▶ Directions:
Report each line below that carries the word "this".

Excerpts from a dataset:
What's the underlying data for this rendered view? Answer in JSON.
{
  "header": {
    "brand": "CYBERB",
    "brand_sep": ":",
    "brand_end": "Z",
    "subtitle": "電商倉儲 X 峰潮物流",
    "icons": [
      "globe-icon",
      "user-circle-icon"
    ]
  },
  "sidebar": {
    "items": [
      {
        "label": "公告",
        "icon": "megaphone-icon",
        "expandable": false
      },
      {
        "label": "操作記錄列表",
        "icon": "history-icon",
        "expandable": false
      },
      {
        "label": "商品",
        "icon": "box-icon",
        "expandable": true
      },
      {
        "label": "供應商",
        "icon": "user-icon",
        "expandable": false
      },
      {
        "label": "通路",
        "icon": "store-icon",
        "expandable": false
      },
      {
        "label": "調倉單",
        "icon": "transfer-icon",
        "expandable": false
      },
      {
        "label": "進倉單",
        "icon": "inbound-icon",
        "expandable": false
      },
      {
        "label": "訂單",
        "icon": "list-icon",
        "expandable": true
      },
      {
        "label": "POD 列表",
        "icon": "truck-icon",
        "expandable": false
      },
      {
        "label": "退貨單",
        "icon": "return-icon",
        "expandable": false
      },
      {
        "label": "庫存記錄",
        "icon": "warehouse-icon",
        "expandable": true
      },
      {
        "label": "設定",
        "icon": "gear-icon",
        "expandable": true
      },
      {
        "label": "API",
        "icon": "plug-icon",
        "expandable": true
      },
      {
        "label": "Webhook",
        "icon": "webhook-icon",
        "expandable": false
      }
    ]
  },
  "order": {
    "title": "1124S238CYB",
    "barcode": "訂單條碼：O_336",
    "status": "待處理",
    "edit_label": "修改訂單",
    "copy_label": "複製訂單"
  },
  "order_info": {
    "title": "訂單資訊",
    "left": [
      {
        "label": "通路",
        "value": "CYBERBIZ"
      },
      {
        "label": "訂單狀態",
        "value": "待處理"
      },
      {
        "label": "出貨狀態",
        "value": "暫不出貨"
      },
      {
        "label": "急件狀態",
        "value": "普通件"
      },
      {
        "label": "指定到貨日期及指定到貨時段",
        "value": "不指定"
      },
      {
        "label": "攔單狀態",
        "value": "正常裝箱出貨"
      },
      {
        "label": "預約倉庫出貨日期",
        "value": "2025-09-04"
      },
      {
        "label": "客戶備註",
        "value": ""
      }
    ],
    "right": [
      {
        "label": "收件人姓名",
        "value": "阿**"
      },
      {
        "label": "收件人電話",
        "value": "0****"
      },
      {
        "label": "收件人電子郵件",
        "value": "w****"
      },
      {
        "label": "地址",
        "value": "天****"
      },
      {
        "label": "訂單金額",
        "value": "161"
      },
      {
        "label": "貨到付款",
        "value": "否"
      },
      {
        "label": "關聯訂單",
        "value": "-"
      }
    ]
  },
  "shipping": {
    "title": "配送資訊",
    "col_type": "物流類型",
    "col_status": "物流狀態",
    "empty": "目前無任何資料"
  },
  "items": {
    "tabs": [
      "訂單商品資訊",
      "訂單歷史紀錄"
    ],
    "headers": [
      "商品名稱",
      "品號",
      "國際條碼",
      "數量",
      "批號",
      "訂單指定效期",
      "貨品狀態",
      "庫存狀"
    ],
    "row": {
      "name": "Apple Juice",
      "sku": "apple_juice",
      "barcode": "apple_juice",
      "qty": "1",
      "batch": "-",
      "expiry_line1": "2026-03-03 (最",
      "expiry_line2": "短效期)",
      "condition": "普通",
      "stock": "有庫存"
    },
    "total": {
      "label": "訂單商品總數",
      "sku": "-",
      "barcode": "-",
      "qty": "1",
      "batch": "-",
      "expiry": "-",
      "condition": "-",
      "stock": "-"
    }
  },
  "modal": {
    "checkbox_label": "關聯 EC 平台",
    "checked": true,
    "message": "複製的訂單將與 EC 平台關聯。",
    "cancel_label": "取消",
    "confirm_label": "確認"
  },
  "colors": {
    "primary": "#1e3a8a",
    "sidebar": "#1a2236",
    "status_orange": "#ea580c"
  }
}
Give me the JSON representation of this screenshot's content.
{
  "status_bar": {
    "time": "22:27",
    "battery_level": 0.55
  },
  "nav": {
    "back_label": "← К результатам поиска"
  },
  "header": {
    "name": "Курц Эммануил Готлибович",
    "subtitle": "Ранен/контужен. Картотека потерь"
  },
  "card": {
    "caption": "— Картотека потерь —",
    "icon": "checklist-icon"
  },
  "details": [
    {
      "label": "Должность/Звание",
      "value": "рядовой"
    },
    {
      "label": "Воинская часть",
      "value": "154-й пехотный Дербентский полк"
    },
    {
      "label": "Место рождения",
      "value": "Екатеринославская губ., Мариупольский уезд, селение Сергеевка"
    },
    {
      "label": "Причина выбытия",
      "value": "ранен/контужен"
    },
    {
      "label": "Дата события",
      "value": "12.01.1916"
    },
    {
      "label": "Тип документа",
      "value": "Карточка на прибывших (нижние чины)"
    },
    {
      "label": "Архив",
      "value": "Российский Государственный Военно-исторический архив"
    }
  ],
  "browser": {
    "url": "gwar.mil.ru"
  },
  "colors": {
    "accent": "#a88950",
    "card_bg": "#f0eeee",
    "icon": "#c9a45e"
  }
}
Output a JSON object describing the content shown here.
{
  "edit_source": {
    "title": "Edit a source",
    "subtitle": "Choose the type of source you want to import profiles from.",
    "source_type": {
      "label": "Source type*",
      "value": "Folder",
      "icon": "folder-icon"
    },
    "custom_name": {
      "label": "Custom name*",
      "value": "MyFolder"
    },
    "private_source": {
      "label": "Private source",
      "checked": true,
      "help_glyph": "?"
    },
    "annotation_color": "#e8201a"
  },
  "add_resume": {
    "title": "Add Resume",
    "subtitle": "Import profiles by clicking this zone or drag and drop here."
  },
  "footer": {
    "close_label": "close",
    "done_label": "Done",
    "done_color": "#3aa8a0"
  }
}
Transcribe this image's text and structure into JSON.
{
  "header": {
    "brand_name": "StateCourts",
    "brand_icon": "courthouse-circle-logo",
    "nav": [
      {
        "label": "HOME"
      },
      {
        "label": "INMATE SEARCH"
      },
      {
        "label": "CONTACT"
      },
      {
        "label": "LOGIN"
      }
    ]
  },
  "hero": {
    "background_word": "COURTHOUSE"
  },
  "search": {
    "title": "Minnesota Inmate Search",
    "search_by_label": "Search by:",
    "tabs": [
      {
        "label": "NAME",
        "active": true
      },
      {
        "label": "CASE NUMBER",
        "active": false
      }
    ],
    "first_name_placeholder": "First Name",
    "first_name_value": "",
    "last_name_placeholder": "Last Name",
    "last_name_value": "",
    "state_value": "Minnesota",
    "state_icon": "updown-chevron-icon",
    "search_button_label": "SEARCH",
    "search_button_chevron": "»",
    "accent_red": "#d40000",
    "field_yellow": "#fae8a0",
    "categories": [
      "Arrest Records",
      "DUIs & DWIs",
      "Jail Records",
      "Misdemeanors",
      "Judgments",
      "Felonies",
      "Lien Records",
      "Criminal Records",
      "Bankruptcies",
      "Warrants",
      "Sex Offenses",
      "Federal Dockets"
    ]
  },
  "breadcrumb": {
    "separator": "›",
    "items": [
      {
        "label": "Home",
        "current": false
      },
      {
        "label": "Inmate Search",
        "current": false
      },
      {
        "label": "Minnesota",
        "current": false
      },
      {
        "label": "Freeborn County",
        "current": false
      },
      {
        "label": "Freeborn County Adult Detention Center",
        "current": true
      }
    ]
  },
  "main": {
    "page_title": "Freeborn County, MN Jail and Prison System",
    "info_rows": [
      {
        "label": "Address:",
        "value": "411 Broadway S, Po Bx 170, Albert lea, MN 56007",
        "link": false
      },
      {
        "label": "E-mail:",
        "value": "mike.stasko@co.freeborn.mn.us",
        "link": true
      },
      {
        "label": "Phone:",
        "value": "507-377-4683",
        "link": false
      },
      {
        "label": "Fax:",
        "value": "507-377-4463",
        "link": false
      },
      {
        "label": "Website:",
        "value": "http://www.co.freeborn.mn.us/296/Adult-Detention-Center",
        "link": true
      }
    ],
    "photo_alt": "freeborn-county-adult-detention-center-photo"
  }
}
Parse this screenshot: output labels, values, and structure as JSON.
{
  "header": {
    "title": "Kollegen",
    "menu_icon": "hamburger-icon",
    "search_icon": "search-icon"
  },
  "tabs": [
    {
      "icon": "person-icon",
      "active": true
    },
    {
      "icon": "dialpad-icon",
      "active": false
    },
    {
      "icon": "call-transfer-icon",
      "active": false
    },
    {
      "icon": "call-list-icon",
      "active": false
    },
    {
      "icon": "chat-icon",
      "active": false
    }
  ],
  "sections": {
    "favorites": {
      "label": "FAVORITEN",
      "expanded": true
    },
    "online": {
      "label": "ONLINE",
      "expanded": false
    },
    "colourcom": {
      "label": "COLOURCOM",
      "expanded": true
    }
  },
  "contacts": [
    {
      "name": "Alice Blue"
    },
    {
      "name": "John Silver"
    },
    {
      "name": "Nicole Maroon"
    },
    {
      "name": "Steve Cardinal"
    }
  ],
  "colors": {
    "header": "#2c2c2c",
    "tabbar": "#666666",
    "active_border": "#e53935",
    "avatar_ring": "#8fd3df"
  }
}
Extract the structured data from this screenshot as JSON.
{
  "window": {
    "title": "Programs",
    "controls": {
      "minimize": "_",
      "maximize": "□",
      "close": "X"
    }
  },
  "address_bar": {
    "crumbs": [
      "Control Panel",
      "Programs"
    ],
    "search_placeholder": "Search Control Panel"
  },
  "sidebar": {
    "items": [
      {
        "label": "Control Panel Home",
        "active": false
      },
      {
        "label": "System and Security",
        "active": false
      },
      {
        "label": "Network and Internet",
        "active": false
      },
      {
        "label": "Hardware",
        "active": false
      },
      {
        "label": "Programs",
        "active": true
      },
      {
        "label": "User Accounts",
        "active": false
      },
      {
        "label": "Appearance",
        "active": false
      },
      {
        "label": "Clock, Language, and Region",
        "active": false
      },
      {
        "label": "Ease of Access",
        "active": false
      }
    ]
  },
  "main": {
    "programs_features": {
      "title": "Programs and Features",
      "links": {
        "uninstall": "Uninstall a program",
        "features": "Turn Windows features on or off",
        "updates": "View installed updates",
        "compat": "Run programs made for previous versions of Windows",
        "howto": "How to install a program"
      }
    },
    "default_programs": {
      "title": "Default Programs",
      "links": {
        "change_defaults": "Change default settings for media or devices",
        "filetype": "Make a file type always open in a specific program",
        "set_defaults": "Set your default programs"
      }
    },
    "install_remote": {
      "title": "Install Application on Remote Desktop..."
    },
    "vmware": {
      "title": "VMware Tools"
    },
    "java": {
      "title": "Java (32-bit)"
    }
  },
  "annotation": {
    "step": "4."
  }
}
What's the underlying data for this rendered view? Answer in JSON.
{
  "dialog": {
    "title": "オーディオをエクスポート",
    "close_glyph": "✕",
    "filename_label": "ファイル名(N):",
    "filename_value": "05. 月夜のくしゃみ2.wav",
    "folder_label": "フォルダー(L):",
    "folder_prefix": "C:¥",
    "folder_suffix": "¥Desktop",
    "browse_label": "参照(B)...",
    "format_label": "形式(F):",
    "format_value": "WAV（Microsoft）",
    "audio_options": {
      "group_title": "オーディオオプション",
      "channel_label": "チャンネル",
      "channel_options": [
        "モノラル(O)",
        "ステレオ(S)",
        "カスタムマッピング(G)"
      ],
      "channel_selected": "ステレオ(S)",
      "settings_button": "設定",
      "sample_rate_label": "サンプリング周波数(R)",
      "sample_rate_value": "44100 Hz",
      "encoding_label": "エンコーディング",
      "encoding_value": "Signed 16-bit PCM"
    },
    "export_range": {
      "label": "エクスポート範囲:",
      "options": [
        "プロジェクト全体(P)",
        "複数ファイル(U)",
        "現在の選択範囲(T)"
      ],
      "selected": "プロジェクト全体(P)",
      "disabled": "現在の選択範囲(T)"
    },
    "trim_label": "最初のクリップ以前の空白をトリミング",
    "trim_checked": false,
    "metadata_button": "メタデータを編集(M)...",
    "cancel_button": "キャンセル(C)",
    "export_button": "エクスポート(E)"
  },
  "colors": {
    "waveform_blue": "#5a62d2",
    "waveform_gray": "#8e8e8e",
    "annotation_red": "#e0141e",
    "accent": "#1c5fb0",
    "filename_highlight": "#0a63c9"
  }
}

▶ Solution:
What's the underlying data for this rendered view? Answer in JSON.
Give me the JSON representation of this screenshot's content.
    "subtitle": "Import profiles by clicking this zone or drag and drop here."
Transcribe this image's text and structure into JSON.
Parse this screenshot: output labels, values, and structure as JSON.
Extract the structured data from this screenshot as JSON.
What's the underlying data for this rendered view? Answer in JSON.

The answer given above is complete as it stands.